(WOD) Word of the Day: Virtual Reality describes a computer-generated environment that’s similar to real life but not quite. Side note: Virtual Reality is all the rage so it really should be the word for the month of October.
When You’re Waiting for the ‘October Surprise…’
This week, Wikileaks’ Julian Assange announced that he’ll be putting Google, the U.S. presidential election process, mass surveillance, etc. on blast over the next 10 weeks.
When You Thought Sh*t Would Hit the Fan …
The 10-week timeline was unexpected. Assange held a press conference earlier this week where he told us about his new plan. Rather than letting us in on some alleged truth bombs right then and there, Assange decided against it due to security concerns. That’s what we call an October Surprise!
When You’re Not Sure What to Expect …
If you’ll remember, Assange’s release of the Democratic National Conventions’ (DNC) emails back in June forced Rep. Debbie Wasserman Schultz to step down as the DNC’s Chair. So it’s expected that the upcoming leaks may derail Hillary Clinton’s presidential bid. We’ve been put on notice that the latest documents related to the election will come out Nov. 6 (the day before the election). Assange won’t go as far as to confirm that he’s trying to host the #HillaryIsOverParty, but, he did say the info he has is ‘significant’ and will reveal ‘interesting features of US power factions.’
WHAT ELSE IS GOING ON?
From Bad to Worse …
This week, reports came out that Yahoo was low-key using custom software to search through users’ emails. The company has neither confirmed nor denied this but looks like the U.S. government (NSA) may have made them do it. Some people who know about government surveillance are saying that this might just be the first time that an Internet company has complied with this type of government request. Yahoo CEO Marissa Mayer made the call to move forward on the request though it seems some of her subordinates probably disagreed. Twitter, Microsoft, Google, and other tech companies said ‘not it’ and would like to be excluded from this narrative. Meanwhile, since Yahoo can’t stay away from the drams lately, Verizon is asking for a billion dollar discount off the initial US $4.8 billion sale price.
THE STREETS ARE TALKIN’
Snap, Inc. aka Snapchat wants to keep up with the Joneses. To get on the same level as Google and Facebook, it needs more money. IPO, anyone?

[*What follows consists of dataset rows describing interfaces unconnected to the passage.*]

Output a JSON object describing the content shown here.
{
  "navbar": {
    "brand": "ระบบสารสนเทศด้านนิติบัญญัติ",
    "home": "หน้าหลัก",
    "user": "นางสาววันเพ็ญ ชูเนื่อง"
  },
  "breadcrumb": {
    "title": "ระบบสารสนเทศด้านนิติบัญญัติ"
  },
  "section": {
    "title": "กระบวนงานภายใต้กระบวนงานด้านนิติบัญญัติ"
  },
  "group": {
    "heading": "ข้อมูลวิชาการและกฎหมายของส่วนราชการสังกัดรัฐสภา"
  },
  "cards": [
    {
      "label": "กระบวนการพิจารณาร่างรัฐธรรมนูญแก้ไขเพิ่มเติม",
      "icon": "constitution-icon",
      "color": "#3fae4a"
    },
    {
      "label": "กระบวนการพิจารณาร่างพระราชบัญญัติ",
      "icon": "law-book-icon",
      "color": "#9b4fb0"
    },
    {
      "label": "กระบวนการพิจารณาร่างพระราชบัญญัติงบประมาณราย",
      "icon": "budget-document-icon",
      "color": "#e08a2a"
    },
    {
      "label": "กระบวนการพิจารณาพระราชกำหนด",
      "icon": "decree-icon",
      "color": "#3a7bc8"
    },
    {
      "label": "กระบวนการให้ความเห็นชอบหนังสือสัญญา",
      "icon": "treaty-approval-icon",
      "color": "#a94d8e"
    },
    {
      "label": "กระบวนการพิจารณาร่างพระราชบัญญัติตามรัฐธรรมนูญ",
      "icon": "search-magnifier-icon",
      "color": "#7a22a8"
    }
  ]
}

Rumor has it that the company’s first public sale will do down early next year for a cool US $25 billion (at least).
What a difference a week makes! Twitter was getting ready to hand out a rose to one of its potential suitors (Google, Disney, and Apple). Rumors of a potential acquisition by any of the three sent Twitter’s stock price up. Then just like that all three backed away. Twitter’s stock went back down. Salesforce is the last company standing for now. #EmotionalRollercoaster
Blood-testing company Theranos has been through A LOT of regulatory and business challenges. At one time, the company was valued at US $9 billion but now – not so much. Theranos just dropped over 40% of its employees like they were hot (and not in a good way). It’s also shutting down its clinical labs and blood-testing center.
Blackberry doesn’t want to make its own smartphones anymore. It’s passing that off to its partners. With that said, expect a new Blackberry smartphone with a physical keyboard within the next six months.
Google’s going all in on hardware. The company just announced a slew of new products taking aim at its competitors. Say hello to Pixel (smartphone), Google Home (the company’s response to Amazon’s Echo); Daydream (virtual reality headset), Chromecast, etc.
Facebook’s working with White House officials to make the Internet accessible all across America via its Free Basics program. The program’s had issues in India, and it won’t get any better in the U.S. but worth the try. Meanwhile, FB was all VR every-thang. The social network wants to help people emote better via its ‘VR emoji.’
Over the summer, home rental site AirBnB sued the city of San Francisco for trying to enforce a law that would require listings on the site to be verified by the city. AirBnB wants a federal judge to put an end to this requirement, but the judge seemed skeptical. Unclear where the case is headed, but New York’s probably got next.